| ASSIGNMENT |
Every record below, from first to last: print it exactly as shown.

### MATERIAL PROVIDED ###

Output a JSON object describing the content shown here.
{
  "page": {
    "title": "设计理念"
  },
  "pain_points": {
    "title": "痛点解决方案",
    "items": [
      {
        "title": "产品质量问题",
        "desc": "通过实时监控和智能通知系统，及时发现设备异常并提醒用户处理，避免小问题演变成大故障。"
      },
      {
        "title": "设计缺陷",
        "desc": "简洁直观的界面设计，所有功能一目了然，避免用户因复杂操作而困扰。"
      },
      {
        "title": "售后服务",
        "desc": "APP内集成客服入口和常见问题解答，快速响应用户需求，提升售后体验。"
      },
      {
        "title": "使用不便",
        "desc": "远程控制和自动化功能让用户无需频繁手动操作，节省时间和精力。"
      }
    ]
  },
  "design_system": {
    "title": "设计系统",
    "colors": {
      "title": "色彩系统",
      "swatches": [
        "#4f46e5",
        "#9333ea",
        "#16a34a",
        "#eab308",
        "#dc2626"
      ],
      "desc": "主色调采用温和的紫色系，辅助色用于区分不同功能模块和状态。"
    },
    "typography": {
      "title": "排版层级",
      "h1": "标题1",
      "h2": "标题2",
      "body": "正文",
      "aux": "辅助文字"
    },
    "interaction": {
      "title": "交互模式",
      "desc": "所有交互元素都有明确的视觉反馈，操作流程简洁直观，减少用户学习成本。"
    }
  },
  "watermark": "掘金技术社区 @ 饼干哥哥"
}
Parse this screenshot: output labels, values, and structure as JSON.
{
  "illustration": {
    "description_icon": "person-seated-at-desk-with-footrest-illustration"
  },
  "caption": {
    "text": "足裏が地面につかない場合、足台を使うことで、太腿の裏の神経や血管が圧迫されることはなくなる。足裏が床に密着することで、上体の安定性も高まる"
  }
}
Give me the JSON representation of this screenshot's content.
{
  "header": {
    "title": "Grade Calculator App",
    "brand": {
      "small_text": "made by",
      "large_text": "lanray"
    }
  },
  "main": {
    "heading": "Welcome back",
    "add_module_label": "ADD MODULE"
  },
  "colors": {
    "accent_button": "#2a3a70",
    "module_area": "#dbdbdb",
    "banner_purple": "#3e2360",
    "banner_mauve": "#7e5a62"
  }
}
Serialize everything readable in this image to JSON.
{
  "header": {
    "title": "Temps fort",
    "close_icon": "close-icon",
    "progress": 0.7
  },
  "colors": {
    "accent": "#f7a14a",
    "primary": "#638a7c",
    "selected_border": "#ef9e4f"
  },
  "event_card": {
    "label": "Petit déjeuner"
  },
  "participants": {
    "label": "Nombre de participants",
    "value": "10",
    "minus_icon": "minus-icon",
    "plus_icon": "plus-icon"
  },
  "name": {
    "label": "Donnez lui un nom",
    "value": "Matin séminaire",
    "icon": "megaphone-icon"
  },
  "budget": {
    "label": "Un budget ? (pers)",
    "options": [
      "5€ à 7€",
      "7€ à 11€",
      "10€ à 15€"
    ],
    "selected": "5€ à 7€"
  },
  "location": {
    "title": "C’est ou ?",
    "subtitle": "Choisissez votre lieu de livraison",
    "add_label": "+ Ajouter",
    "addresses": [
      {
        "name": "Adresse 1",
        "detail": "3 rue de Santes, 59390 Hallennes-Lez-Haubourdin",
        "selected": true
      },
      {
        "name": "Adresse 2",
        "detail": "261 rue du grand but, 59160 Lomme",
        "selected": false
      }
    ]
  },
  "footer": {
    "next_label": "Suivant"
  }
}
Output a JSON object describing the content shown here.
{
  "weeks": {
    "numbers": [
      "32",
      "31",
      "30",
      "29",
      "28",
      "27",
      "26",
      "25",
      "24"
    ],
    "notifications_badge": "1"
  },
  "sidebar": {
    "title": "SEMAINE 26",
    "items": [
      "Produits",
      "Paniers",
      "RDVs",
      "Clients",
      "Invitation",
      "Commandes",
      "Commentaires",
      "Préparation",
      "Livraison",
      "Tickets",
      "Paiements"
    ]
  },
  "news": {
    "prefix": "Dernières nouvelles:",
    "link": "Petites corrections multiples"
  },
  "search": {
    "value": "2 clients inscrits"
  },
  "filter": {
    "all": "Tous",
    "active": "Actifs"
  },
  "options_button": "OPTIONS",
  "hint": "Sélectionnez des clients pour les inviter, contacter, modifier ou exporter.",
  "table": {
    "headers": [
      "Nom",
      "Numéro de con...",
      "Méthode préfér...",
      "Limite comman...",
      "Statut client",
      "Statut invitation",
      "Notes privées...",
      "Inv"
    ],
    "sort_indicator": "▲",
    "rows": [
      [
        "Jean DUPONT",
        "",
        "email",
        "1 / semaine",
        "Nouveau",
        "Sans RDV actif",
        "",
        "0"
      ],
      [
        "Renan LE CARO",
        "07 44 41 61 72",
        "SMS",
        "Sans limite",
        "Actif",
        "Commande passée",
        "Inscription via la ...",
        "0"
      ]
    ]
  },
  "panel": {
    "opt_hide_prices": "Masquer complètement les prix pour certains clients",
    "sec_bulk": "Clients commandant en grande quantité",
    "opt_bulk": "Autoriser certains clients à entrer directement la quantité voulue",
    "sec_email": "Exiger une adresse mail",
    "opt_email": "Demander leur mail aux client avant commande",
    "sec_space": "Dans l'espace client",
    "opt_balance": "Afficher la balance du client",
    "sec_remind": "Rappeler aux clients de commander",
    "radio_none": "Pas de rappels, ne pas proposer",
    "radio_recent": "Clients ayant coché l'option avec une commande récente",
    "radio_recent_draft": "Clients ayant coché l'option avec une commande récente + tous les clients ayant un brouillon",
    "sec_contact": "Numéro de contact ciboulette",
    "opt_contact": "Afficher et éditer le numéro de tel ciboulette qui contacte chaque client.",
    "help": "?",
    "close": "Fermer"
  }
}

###

| ANSWER BOX |
Output a JSON object describing the content shown here.
{
  "page": {
    "title": "设计理念"
  },
  "pain_points": {
    "title": "痛点解决方案",
    "items": [
      {
        "title": "产品质量问题",
        "desc": "通过实时监控和智能通知系统，及时发现设备异常并提醒用户处理，避免小问题演变成大故障。"
      },
      {
        "title": "设计缺陷",
        "desc": "简洁直观的界面设计，所有功能一目了然，避免用户因复杂操作而困扰。"
      },
      {
        "title": "售后服务",
        "desc": "APP内集成客服入口和常见问题解答，快速响应用户需求，提升售后体验。"
      },
      {
        "title": "使用不便",
        "desc": "远程控制和自动化功能让用户无需频繁手动操作，节省时间和精力。"
      }
    ]
  },
  "design_system": {
    "title": "设计系统",
    "colors": {
      "title": "色彩系统",
      "swatches": [
        "#4f46e5",
        "#9333ea",
        "#16a34a",
        "#eab308",
        "#dc2626"
      ],
      "desc": "主色调采用温和的紫色系，辅助色用于区分不同功能模块和状态。"
    },
    "typography": {
      "title": "排版层级",
      "h1": "标题1",
      "h2": "标题2",
      "body": "正文",
      "aux": "辅助文字"
    },
    "interaction": {
      "title": "交互模式",
      "desc": "所有交互元素都有明确的视觉反馈，操作流程简洁直观，减少用户学习成本。"
    }
  },
  "watermark": "掘金技术社区 @ 饼干哥哥"
}
Parse this screenshot: output labels, values, and structure as JSON.
{
  "illustration": {
    "description_icon": "person-seated-at-desk-with-footrest-illustration"
  },
  "caption": {
    "text": "足裏が地面につかない場合、足台を使うことで、太腿の裏の神経や血管が圧迫されることはなくなる。足裏が床に密着することで、上体の安定性も高まる"
  }
}
Give me the JSON representation of this screenshot's content.
{
  "header": {
    "title": "Grade Calculator App",
    "brand": {
      "small_text": "made by",
      "large_text": "lanray"
    }
  },
  "main": {
    "heading": "Welcome back",
    "add_module_label": "ADD MODULE"
  },
  "colors": {
    "accent_button": "#2a3a70",
    "module_area": "#dbdbdb",
    "banner_purple": "#3e2360",
    "banner_mauve": "#7e5a62"
  }
}
Serialize everything readable in this image to JSON.
{
  "header": {
    "title": "Temps fort",
    "close_icon": "close-icon",
    "progress": 0.7
  },
  "colors": {
    "accent": "#f7a14a",
    "primary": "#638a7c",
    "selected_border": "#ef9e4f"
  },
  "event_card": {
    "label": "Petit déjeuner"
  },
  "participants": {
    "label": "Nombre de participants",
    "value": "10",
    "minus_icon": "minus-icon",
    "plus_icon": "plus-icon"
  },
  "name": {
    "label": "Donnez lui un nom",
    "value": "Matin séminaire",
    "icon": "megaphone-icon"
  },
  "budget": {
    "label": "Un budget ? (pers)",
    "options": [
      "5€ à 7€",
      "7€ à 11€",
      "10€ à 15€"
    ],
    "selected": "5€ à 7€"
  },
  "location": {
    "title": "C’est ou ?",
    "subtitle": "Choisissez votre lieu de livraison",
    "add_label": "+ Ajouter",
    "addresses": [
      {
        "name": "Adresse 1",
        "detail": "3 rue de Santes, 59390 Hallennes-Lez-Haubourdin",
        "selected": true
      },
      {
        "name": "Adresse 2",
        "detail": "261 rue du grand but, 59160 Lomme",
        "selected": false
      }
    ]
  },
  "footer": {
    "next_label": "Suivant"
  }
}
Output a JSON object describing the content shown here.
{
  "weeks": {
    "numbers": [
      "32",
      "31",
      "30",
      "29",
      "28",
      "27",
      "26",
      "25",
      "24"
    ],
    "notifications_badge": "1"
  },
  "sidebar": {
    "title": "SEMAINE 26",
    "items": [
      "Produits",
      "Paniers",
      "RDVs",
      "Clients",
      "Invitation",
      "Commandes",
      "Commentaires",
      "Préparation",
      "Livraison",
      "Tickets",
      "Paiements"
    ]
  },
  "news": {
    "prefix": "Dernières nouvelles:",
    "link": "Petites corrections multiples"
  },
  "search": {
    "value": "2 clients inscrits"
  },
  "filter": {
    "all": "Tous",
    "active": "Actifs"
  },
  "options_button": "OPTIONS",
  "hint": "Sélectionnez des clients pour les inviter, contacter, modifier ou exporter.",
  "table": {
    "headers": [
      "Nom",
      "Numéro de con...",
      "Méthode préfér...",
      "Limite comman...",
      "Statut client",
      "Statut invitation",
      "Notes privées...",
      "Inv"
    ],
    "sort_indicator": "▲",
    "rows": [
      [
        "Jean DUPONT",
        "",
        "email",
        "1 / semaine",
        "Nouveau",
        "Sans RDV actif",
        "",
        "0"
      ],
      [
        "Renan LE CARO",
        "07 44 41 61 72",
        "SMS",
        "Sans limite",
        "Actif",
        "Commande passée",
        "Inscription via la ...",
        "0"
      ]
    ]
  },
  "panel": {
    "opt_hide_prices": "Masquer complètement les prix pour certains clients",
    "sec_bulk": "Clients commandant en grande quantité",
    "opt_bulk": "Autoriser certains clients à entrer directement la quantité voulue",
    "sec_email": "Exiger une adresse mail",
    "opt_email": "Demander leur mail aux client avant commande",
    "sec_space": "Dans l'espace client",
    "opt_balance": "Afficher la balance du client",
    "sec_remind": "Rappeler aux clients de commander",
    "radio_none": "Pas de rappels, ne pas proposer",
    "radio_recent": "Clients ayant coché l'option avec une commande récente",
    "radio_recent_draft": "Clients ayant coché l'option avec une commande récente + tous les clients ayant un brouillon",
    "sec_contact": "Numéro de contact ciboulette",
    "opt_contact": "Afficher et éditer le numéro de tel ciboulette qui contacte chaque client.",
    "help": "?",
    "close": "Fermer"
  }
}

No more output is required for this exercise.